at bottom, in reality; fundamentally: They knew at bottom that they were only deceiving themselves.Also at the bottom.
bet one's bottom dollar,
bottoms up, (used as an interjection to announce or urge the downing of one's drink).
hit bottom, to fall into the worst of all possible circumstances: After all those years of flying high, she finally hit bottom. When the housing market crashed, it really hit bottom, leaving people with houses worth less than their mortgages.
Origin of bottom
before 1000; Middle English botme, Old English botm; akin to Old Norse botn, Dutch bodem, German Boden, Latin fundus, Greek pythmḗn, Sanskrit budhná
Related formsun·bot·tom, verb (used with object)un·der·bot·tom, noun

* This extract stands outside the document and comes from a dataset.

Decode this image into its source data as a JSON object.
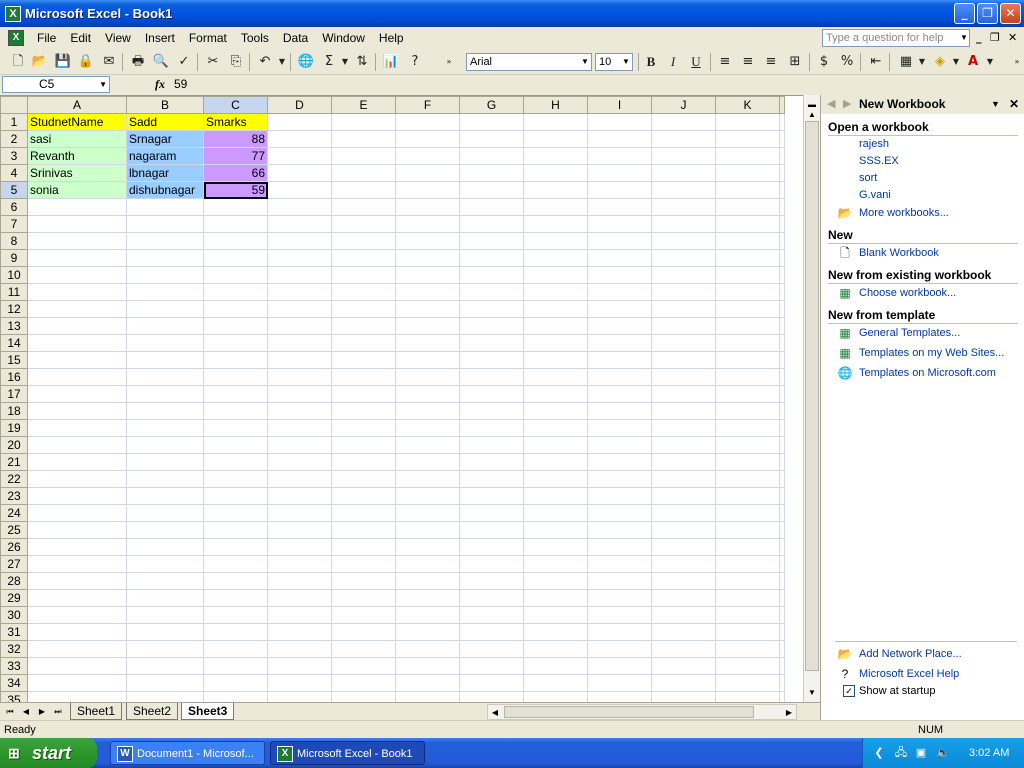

Dictionary.com Unabridged Based on the Random House Unabridged Dictionary, © Random House, Inc. 2019
British Dictionary definitions for bottoms up (1 of 2)
an informal drinking toast
British Dictionary definitions for bottoms up (2 of 2)
/ (ˈbɒtəm) /
the lowest, deepest, or farthest removed part of a thingthe bottom of a hill
the least important or successful positionthe bottom of a class
the ground underneath a sea, lake, or river
touch bottom to run aground
the inner depths of a person's true feelings (esp in the phrase from the bottom of one's heart)
the underneath part of a thing
nautical the parts of a vessel's hull that are under water
(in literary or commercial contexts) a boat or ship
billiards snooker a strike in the centre of the cue ball
a dry valley or hollow
(often plural) US and Canadian the low land bordering a river
the lowest level worked in a mine
(esp of horses) staying power; stamina
importance, seriousness, or influencehis views all have weight and bottom
informal the buttocks
at bottom in reality; basically or despite appearances to the contraryhe's a kind man at bottom
be at the bottom of to be the ultimate cause of
get to the bottom of to discover the real truth about
knock the bottom out of to destroy or eliminate
lowest or lastthe bottom price
bet one's bottom dollar on or put one's bottom dollar on to be absolutely sure of (one's opinion, a person, project, etc)
of, relating to, or situated at the bottom or a bottomthe bottom shelf
(tr) to provide (a chair, etc) with a bottom or seat
(tr) to discover the full facts or truth of; fathom
(usually foll by on or upon) to base or be founded (on an idea, etc)
(intr) nautical to strike the ground beneath the water with a vessel's bottom
- to mine (a hole, claim, etc) deep enough to reach any gold there is
- (intr foll by on) to reach (gold, mud, etc) on bottoming
electronics to saturate a transistor so that further increase of input produces no change in output
See also bottom out
Word Origin for bottom
Old English botm; related to Old Norse botn, Old High German bodam, Latin fundus, Greek puthmēn
Collins English Dictionary - Complete & Unabridged 2012 Digital Edition © William Collins Sons & Co. Ltd. 1979, 1986 © HarperCollins Publishers 1998, 2000, 2003, 2005, 2006, 2007, 2009, 2012
Idioms and Phrases with bottoms up
In addition to the idioms beginning with bottom
- bottom drops out, the
- bottom line
- bottom of the barrel
- bottom of the ladder
- bottom out
- at bottom
- from head to toe (top to bottom)
- from the bottom of one's heart
- get to the bottom
- hit (touch) bottom
- knock the bottom out of
- rock bottom
- touch bottom
- you bet your ass (bottom dollar)
The American Heritage® Idioms Dictionary Copyright © 2002, 2001, 1995 by Houghton Mifflin Harcourt Publishing Company. Published by Houghton Mifflin Harcourt Publishing Company.